WheelchairNet: How we chose our links
Written by: Mary Ellen Buning, PhD, OTR/L, ATP
We have carefully selected the other WWW sites we are linked to on the World Wide Web. We think that it is important to set a good example. We want to help you to learn how to evaluate and make decisions about what kinds of information you will use and trust! Here are some of the questions we asked ourselves before we linked to a WWW site that was not our own:
Is the site published by a credible source?
Since there are no rules governing the accuracy or appropriateness of information posted on the WWW we tried to pick sites hosted by major universities, research hospitals and government offices and programs. In general, these kinds of sites are very reliable and give trustworthy information.
Because of WheelchairNet's purpose (communicating about wheelchairs) we linked directly to manufacturers (rather than distributors or dealers) where ever we could. Manufacturers can always make biased claims about their products, but we think that manufacturers are more likely to give accurate information about their products than any one else. They are also very motivated to keep their good reputation. It is important to remember that while sites published by rehabilitation and healthcare product manufacturers often contain valuable information, but they clearly have a bias in favor of their products.
The sites posted by individuals sharing their rehabilitation-related experiences can often contain helpful information--but they are usually very subjective and can also be quite biased. We tried to avoid many of those sites and tended much more toward articles that had also been published in the print media. In selected cases, where individuals showed particular wisdom or insight or shared a particularly useful strategy, we did link to a "First person" site. Throughout, we chose to link to information that was positive and constructive, respectful of persons with disabilities, realistic and in good taste.
We were wary of sites that are unclear about their sources of information. We decided if it not clear who said it or if the source is vague, that the information may be unreliable.
How old is the information?
We tried to always check for a date with the information. It is important to notice when the information was posted to the Internet, and when was it last updated. We know that outdated information (or poorly maintained sites that frequently give the message "Error 404: File not found") can linger on the web for many years. Things change too fast these days for that!
Who is the site written for?
We tried to make sure that the resources we linked to were appropriate for the primary users of a particular part of WheelchairNet. Sites (and the information they contain) that are written for researchers or rehabilitation professionals may be confusing or alarming for the average consumer. On the other hand, researchers and funders might be frustrated by the general information at sites written for consumers. They may be looking for more detail or more precision in the information they seek. We tried to use sites best suited for the users of particular parts of WheelchairNet.
Is the site easy to use?
We also chose sites that were easy to navigate and that either used text or had made accommodations with their graphics for people who use screen reading software. The resources like Bobby at CAST, the Web Accessibility Initiative at the W3C and Trace R& D at the University of Wisconsin make it possible for any one to build an accessible website that can be used by everyone. Electronic curbcuts and ramps are important too!
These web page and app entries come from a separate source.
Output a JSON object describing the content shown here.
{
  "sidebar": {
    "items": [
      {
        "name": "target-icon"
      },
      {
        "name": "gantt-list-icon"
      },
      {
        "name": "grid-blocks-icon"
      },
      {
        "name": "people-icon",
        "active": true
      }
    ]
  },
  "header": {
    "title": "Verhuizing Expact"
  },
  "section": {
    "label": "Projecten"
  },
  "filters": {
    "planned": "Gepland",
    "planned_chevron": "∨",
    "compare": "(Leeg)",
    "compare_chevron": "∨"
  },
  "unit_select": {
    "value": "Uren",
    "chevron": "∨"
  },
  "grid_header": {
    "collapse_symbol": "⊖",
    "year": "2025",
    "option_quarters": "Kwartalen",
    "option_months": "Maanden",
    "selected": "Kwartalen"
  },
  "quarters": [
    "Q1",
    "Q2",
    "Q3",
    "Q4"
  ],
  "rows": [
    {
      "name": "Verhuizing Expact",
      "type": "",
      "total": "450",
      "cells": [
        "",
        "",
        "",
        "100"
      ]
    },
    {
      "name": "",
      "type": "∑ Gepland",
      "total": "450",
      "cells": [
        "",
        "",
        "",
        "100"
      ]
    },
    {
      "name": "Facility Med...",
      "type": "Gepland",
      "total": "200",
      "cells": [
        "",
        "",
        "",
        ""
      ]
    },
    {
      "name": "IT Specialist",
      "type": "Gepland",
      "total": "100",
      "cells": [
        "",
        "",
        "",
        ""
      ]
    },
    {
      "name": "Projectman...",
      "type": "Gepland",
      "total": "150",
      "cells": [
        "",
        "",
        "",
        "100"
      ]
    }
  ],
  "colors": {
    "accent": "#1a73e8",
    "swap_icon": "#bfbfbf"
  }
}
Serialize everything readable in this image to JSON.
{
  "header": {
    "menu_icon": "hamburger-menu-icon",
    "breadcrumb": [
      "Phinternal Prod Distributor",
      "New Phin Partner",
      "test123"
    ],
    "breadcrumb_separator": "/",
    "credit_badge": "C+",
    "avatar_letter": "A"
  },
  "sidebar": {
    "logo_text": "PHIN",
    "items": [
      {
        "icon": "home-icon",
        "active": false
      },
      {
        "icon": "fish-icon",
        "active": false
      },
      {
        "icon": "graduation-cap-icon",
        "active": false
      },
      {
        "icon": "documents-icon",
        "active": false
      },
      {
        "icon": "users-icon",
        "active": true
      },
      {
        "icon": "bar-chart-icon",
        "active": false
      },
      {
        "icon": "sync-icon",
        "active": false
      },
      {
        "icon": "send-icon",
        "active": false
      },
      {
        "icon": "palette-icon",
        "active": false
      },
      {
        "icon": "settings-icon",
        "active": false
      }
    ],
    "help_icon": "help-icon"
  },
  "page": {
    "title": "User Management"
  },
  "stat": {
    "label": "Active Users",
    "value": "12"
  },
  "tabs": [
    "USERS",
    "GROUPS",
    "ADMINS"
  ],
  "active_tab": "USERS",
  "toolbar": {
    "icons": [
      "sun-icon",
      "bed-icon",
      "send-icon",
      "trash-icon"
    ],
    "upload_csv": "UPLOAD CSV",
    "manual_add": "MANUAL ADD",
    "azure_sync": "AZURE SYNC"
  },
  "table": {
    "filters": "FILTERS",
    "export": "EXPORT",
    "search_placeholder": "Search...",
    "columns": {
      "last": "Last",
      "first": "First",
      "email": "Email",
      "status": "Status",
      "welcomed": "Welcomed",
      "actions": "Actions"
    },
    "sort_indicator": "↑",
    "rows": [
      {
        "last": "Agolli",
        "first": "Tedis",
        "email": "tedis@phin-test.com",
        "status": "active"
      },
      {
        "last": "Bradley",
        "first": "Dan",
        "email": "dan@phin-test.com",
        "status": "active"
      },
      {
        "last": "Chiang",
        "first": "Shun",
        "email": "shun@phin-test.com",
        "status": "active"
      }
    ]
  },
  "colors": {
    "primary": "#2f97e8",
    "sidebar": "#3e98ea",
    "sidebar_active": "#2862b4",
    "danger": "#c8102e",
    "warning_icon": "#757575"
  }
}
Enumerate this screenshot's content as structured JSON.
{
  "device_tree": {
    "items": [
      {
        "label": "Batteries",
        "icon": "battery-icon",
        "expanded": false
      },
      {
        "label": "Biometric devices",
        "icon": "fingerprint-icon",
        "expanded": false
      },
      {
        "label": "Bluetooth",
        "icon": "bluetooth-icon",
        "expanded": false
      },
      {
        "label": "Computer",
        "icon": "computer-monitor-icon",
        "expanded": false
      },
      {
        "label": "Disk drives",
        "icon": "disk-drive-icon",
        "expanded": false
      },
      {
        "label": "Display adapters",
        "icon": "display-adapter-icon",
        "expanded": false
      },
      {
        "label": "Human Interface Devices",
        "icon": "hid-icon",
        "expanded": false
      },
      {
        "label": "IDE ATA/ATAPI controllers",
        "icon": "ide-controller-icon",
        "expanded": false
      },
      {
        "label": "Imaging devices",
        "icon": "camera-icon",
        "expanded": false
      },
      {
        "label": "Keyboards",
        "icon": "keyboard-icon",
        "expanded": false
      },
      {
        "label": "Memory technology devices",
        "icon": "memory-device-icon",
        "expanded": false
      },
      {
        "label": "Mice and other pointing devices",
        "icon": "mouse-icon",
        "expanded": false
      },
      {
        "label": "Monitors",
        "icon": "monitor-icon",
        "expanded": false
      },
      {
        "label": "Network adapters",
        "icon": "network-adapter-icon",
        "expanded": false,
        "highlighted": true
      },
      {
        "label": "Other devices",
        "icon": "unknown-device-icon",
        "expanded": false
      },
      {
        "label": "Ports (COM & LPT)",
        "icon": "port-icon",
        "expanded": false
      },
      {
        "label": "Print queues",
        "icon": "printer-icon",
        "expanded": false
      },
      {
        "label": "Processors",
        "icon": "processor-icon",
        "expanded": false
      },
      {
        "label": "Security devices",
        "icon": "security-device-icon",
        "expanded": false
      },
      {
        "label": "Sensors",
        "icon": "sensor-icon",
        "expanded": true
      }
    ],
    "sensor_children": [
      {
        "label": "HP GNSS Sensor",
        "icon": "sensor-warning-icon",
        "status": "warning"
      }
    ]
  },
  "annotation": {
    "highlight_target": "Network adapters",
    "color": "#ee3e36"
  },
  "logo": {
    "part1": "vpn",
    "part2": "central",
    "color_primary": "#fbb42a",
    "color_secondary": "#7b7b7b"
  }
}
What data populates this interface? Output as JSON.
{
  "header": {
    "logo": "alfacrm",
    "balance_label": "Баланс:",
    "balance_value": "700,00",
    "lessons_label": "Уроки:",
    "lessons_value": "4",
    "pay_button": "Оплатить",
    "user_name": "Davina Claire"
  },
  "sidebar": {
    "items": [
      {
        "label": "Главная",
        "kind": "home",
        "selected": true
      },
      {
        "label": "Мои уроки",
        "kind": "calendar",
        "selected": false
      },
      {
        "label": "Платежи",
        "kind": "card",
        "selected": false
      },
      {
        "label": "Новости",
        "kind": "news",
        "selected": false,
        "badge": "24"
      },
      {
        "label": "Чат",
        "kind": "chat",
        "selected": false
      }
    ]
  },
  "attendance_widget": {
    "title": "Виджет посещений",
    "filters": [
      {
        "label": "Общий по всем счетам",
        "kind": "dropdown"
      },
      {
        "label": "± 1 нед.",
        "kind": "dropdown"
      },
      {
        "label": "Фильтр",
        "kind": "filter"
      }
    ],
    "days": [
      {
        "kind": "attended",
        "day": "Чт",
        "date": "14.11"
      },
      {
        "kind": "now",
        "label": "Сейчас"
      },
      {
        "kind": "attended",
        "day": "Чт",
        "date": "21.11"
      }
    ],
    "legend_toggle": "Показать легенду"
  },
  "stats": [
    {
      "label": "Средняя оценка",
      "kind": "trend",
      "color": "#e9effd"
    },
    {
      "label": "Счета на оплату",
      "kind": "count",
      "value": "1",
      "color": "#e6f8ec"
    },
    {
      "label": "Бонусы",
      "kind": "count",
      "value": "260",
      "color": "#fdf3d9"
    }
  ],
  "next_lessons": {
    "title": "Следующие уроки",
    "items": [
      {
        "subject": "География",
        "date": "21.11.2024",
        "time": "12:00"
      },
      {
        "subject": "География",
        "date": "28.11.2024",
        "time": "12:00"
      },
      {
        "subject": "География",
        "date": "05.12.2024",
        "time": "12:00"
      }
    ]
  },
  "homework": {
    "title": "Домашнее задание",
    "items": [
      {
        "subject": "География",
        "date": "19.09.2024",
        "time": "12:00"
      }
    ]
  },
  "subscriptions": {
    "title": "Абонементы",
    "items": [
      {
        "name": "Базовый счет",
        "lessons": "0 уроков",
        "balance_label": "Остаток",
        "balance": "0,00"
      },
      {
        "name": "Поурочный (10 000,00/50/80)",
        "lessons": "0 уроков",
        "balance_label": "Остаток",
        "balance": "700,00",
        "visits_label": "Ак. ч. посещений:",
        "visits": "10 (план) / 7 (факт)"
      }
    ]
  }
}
We also favored sites that allowed you to search the site for specific information and pointed the users to other reliable sources. There are so many valuable health and rehabilitation-related sites that we can all afford to be choosy. So... when you find a site that is easy to use and understand, go back to it often often. We hope that this applies to WheelchairNet too. We do want to hear from you...and so we have place frequent links throughout our site so you can let us know how we are doing.
Can you contact the information provider?
Since Cyberspace is so vast, we think that it is important to know where in "Earthspace" the human beings who wrote a webpage live and work. We think you should also be able to write them a letter or call them on the phone in addition to sending them an e-mail message. It helps to dispel some fears about the "unknowns" of the WWW when you can contact a real person who responds to your questions or issues.
As always, you can find us at the address below.
Last Updated: 3-2-2006
Please let us know if you find a link that doesn't work or have an idea about something to include!
© Copyright 2006 University of Pittsburgh. All rights reserved.
Please note: This information is provided a archival information from the Rehabilitation Engineering Research Center on Wheeled Mobility from 1993 to 2002.